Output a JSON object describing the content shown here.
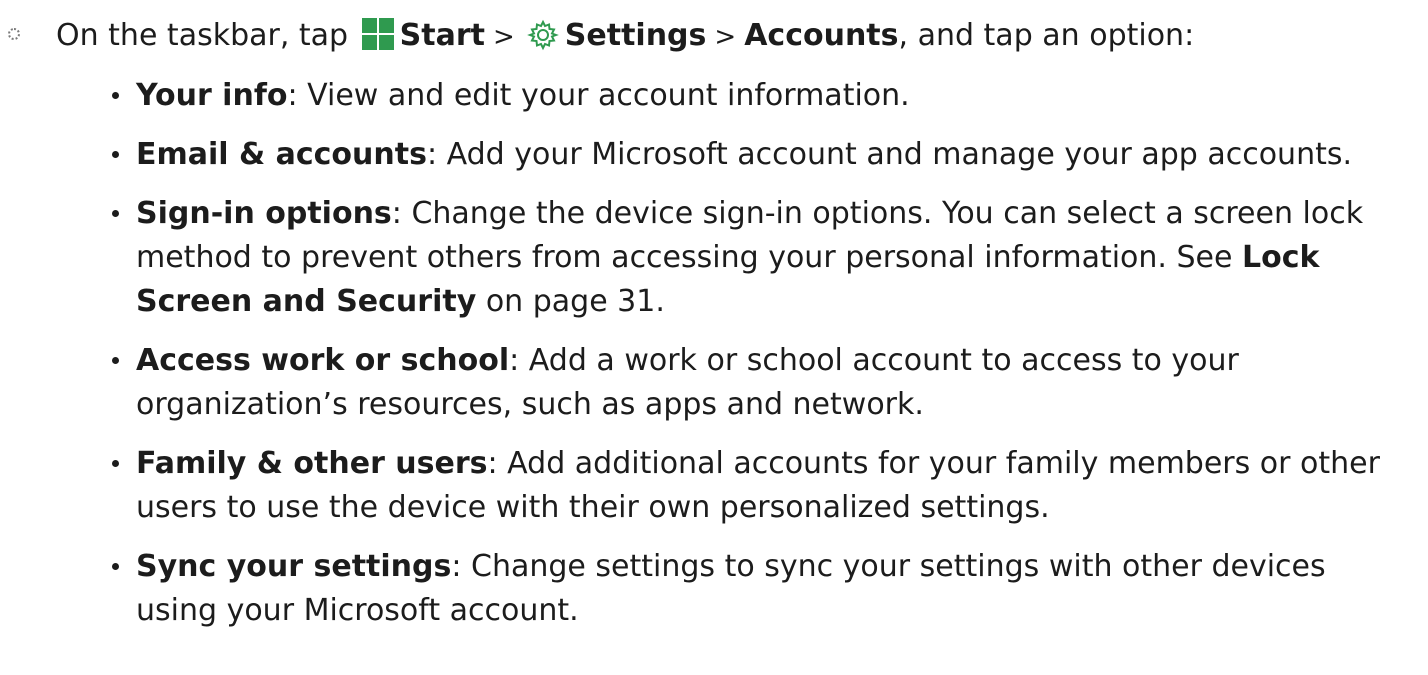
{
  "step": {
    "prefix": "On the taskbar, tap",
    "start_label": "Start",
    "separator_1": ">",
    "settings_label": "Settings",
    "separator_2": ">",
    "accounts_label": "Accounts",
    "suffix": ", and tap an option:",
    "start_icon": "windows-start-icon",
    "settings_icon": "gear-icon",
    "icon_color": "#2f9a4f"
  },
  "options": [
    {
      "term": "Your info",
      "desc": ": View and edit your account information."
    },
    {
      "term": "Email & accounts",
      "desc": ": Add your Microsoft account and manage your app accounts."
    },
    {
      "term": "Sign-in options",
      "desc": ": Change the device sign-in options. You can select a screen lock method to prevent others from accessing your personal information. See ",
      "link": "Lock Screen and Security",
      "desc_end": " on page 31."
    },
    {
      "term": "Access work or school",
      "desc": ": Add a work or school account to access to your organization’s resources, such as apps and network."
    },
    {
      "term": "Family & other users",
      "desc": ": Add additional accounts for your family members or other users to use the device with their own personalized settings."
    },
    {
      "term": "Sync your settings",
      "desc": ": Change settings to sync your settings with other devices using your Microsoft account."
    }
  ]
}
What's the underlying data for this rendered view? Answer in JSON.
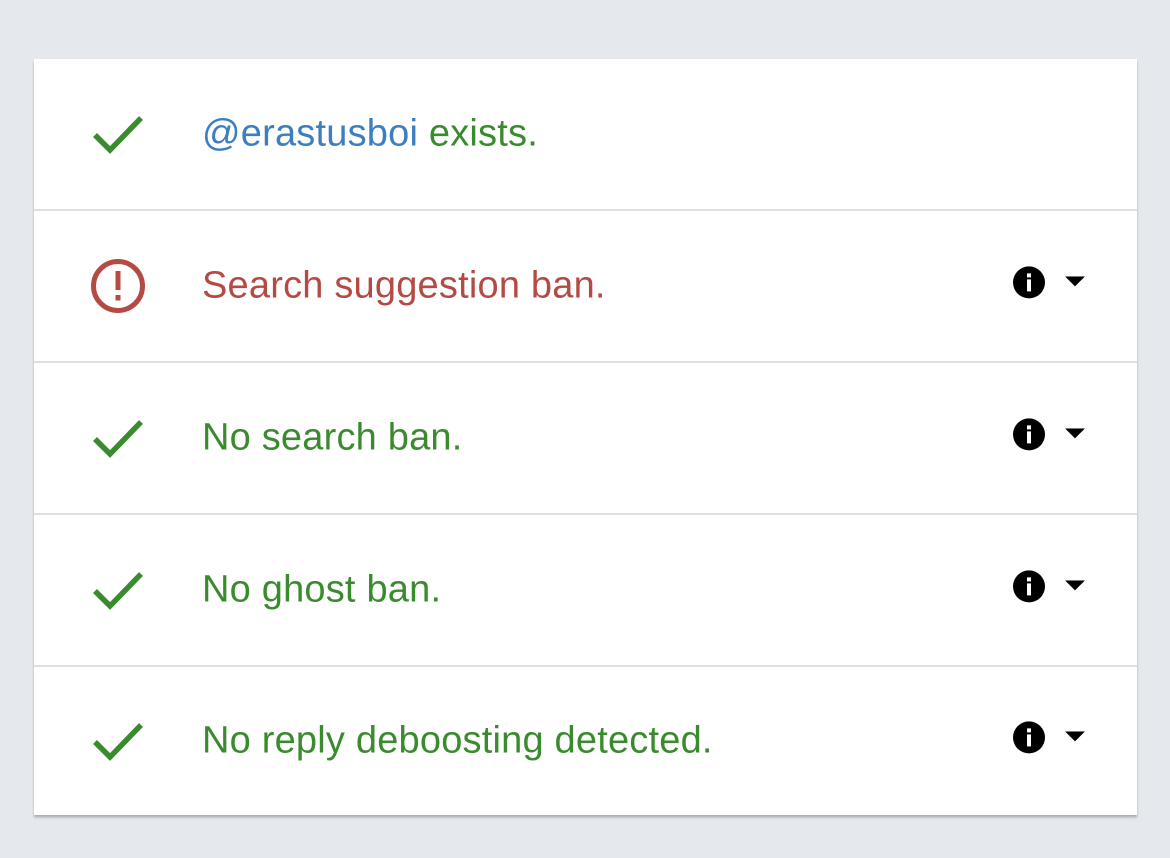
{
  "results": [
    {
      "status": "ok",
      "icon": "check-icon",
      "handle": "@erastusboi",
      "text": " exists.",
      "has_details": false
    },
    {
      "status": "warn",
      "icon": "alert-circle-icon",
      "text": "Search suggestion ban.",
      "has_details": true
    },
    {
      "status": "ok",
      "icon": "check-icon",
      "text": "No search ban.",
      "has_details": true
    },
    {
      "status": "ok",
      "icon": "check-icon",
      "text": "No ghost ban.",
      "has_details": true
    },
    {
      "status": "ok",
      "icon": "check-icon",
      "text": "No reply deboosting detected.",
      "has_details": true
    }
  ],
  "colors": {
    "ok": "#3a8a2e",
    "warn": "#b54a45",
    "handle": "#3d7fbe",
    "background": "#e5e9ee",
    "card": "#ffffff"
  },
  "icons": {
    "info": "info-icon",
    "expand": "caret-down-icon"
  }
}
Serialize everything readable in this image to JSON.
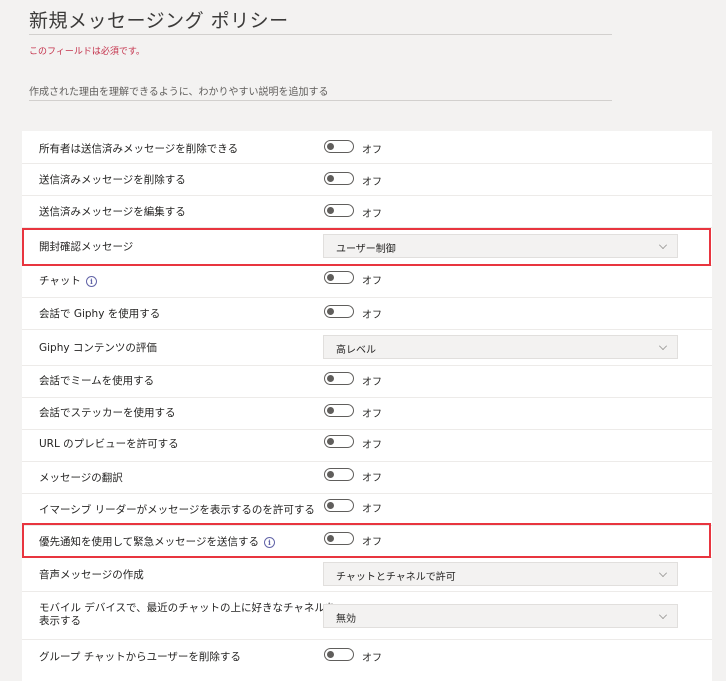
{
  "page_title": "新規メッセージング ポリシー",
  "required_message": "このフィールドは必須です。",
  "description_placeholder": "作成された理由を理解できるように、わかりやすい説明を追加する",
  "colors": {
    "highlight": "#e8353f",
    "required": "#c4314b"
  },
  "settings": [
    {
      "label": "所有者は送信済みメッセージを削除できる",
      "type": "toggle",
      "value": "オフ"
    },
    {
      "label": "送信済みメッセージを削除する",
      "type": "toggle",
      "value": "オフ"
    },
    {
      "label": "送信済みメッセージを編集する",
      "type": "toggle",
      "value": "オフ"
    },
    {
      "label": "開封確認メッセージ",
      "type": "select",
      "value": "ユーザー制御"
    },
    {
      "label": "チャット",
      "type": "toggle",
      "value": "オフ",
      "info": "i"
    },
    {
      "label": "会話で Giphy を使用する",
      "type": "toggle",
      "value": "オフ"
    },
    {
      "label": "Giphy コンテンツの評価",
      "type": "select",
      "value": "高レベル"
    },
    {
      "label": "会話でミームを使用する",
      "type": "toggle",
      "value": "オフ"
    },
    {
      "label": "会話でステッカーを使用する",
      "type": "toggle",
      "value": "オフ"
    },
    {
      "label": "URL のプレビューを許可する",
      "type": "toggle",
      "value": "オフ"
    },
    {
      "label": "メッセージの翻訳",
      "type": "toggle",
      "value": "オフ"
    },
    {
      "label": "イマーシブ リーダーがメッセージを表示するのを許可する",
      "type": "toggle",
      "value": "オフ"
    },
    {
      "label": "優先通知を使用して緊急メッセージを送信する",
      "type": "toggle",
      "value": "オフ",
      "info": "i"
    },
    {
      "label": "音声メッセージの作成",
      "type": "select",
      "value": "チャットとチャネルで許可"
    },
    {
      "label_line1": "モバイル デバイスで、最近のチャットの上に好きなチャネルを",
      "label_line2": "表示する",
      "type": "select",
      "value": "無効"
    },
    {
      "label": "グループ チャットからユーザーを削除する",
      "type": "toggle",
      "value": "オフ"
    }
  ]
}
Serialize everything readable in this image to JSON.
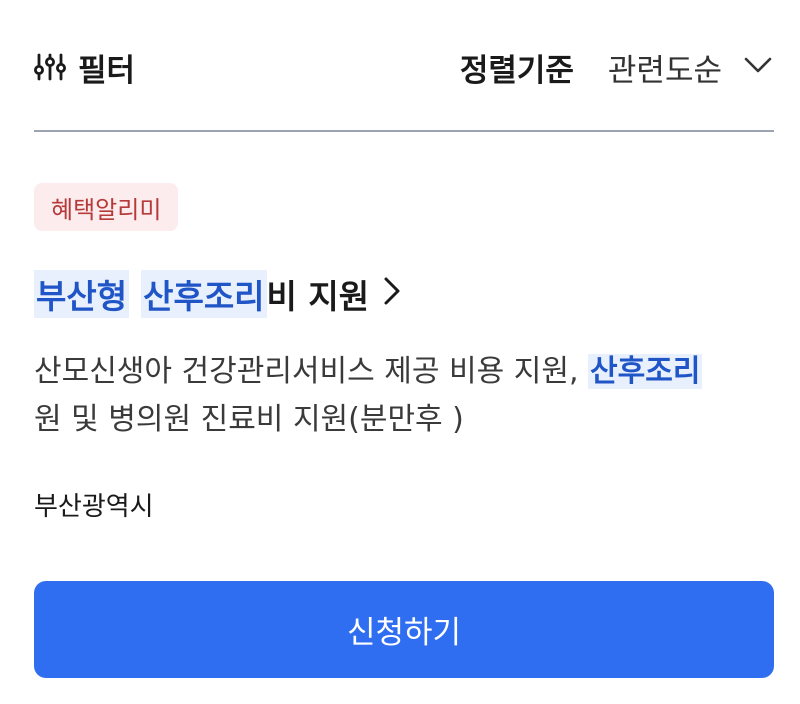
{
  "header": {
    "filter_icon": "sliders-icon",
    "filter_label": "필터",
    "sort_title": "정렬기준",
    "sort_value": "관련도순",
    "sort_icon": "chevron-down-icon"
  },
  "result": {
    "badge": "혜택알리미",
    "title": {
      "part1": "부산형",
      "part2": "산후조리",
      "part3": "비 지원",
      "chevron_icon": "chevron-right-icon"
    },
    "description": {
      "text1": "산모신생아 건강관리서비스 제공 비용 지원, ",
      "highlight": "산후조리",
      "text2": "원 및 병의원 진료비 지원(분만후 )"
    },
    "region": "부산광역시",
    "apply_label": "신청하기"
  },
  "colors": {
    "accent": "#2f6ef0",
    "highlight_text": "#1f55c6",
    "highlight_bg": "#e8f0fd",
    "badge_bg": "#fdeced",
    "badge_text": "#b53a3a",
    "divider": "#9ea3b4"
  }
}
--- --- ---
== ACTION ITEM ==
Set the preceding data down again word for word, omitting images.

== EXERCISE ANSWER ==
Output a JSON object describing the content shown here.
{
  "step": {
    "prefix": "On the taskbar, tap",
    "start_label": "Start",
    "separator_1": ">",
    "settings_label": "Settings",
    "separator_2": ">",
    "accounts_label": "Accounts",
    "suffix": ", and tap an option:",
    "start_icon": "windows-start-icon",
    "settings_icon": "gear-icon",
    "icon_color": "#2f9a4f"
  },
  "options": [
    {
      "term": "Your info",
      "desc": ": View and edit your account information."
    },
    {
      "term": "Email & accounts",
      "desc": ": Add your Microsoft account and manage your app accounts."
    },
    {
      "term": "Sign-in options",
      "desc": ": Change the device sign-in options. You can select a screen lock method to prevent others from accessing your personal information. See ",
      "link": "Lock Screen and Security",
      "desc_end": " on page 31."
    },
    {
      "term": "Access work or school",
      "desc": ": Add a work or school account to access to your organization’s resources, such as apps and network."
    },
    {
      "term": "Family & other users",
      "desc": ": Add additional accounts for your family members or other users to use the device with their own personalized settings."
    },
    {
      "term": "Sync your settings",
      "desc": ": Change settings to sync your settings with other devices using your Microsoft account."
    }
  ]
}
What's the underlying data for this rendered view? Answer in JSON.
{
  "results": [
    {
      "status": "ok",
      "icon": "check-icon",
      "handle": "@erastusboi",
      "text": " exists.",
      "has_details": false
    },
    {
      "status": "warn",
      "icon": "alert-circle-icon",
      "text": "Search suggestion ban.",
      "has_details": true
    },
    {
      "status": "ok",
      "icon": "check-icon",
      "text": "No search ban.",
      "has_details": true
    },
    {
      "status": "ok",
      "icon": "check-icon",
      "text": "No ghost ban.",
      "has_details": true
    },
    {
      "status": "ok",
      "icon": "check-icon",
      "text": "No reply deboosting detected.",
      "has_details": true
    }
  ],
  "colors": {
    "ok": "#3a8a2e",
    "warn": "#b54a45",
    "handle": "#3d7fbe",
    "background": "#e5e9ee",
    "card": "#ffffff"
  },
  "icons": {
    "info": "info-icon",
    "expand": "caret-down-icon"
  }
}
Serialize everything readable in this image to JSON.
{
  "page_title": "新規メッセージング ポリシー",
  "required_message": "このフィールドは必須です。",
  "description_placeholder": "作成された理由を理解できるように、わかりやすい説明を追加する",
  "colors": {
    "highlight": "#e8353f",
    "required": "#c4314b"
  },
  "settings": [
    {
      "label": "所有者は送信済みメッセージを削除できる",
      "type": "toggle",
      "value": "オフ"
    },
    {
      "label": "送信済みメッセージを削除する",
      "type": "toggle",
      "value": "オフ"
    },
    {
      "label": "送信済みメッセージを編集する",
      "type": "toggle",
      "value": "オフ"
    },
    {
      "label": "開封確認メッセージ",
      "type": "select",
      "value": "ユーザー制御"
    },
    {
      "label": "チャット",
      "type": "toggle",
      "value": "オフ",
      "info": "i"
    },
    {
      "label": "会話で Giphy を使用する",
      "type": "toggle",
      "value": "オフ"
    },
    {
      "label": "Giphy コンテンツの評価",
      "type": "select",
      "value": "高レベル"
    },
    {
      "label": "会話でミームを使用する",
      "type": "toggle",
      "value": "オフ"
    },
    {
      "label": "会話でステッカーを使用する",
      "type": "toggle",
      "value": "オフ"
    },
    {
      "label": "URL のプレビューを許可する",
      "type": "toggle",
      "value": "オフ"
    },
    {
      "label": "メッセージの翻訳",
      "type": "toggle",
      "value": "オフ"
    },
    {
      "label": "イマーシブ リーダーがメッセージを表示するのを許可する",
      "type": "toggle",
      "value": "オフ"
    },
    {
      "label": "優先通知を使用して緊急メッセージを送信する",
      "type": "toggle",
      "value": "オフ",
      "info": "i"
    },
    {
      "label": "音声メッセージの作成",
      "type": "select",
      "value": "チャットとチャネルで許可"
    },
    {
      "label_line1": "モバイル デバイスで、最近のチャットの上に好きなチャネルを",
      "label_line2": "表示する",
      "type": "select",
      "value": "無効"
    },
    {
      "label": "グループ チャットからユーザーを削除する",
      "type": "toggle",
      "value": "オフ"
    }
  ]
}
Serialize everything readable in this image to JSON.
{
  "header": {
    "filter_icon": "sliders-icon",
    "filter_label": "필터",
    "sort_title": "정렬기준",
    "sort_value": "관련도순",
    "sort_icon": "chevron-down-icon"
  },
  "result": {
    "badge": "혜택알리미",
    "title": {
      "part1": "부산형",
      "part2": "산후조리",
      "part3": "비 지원",
      "chevron_icon": "chevron-right-icon"
    },
    "description": {
      "text1": "산모신생아 건강관리서비스 제공 비용 지원, ",
      "highlight": "산후조리",
      "text2": "원 및 병의원 진료비 지원(분만후 )"
    },
    "region": "부산광역시",
    "apply_label": "신청하기"
  },
  "colors": {
    "accent": "#2f6ef0",
    "highlight_text": "#1f55c6",
    "highlight_bg": "#e8f0fd",
    "badge_bg": "#fdeced",
    "badge_text": "#b53a3a",
    "divider": "#9ea3b4"
  }
}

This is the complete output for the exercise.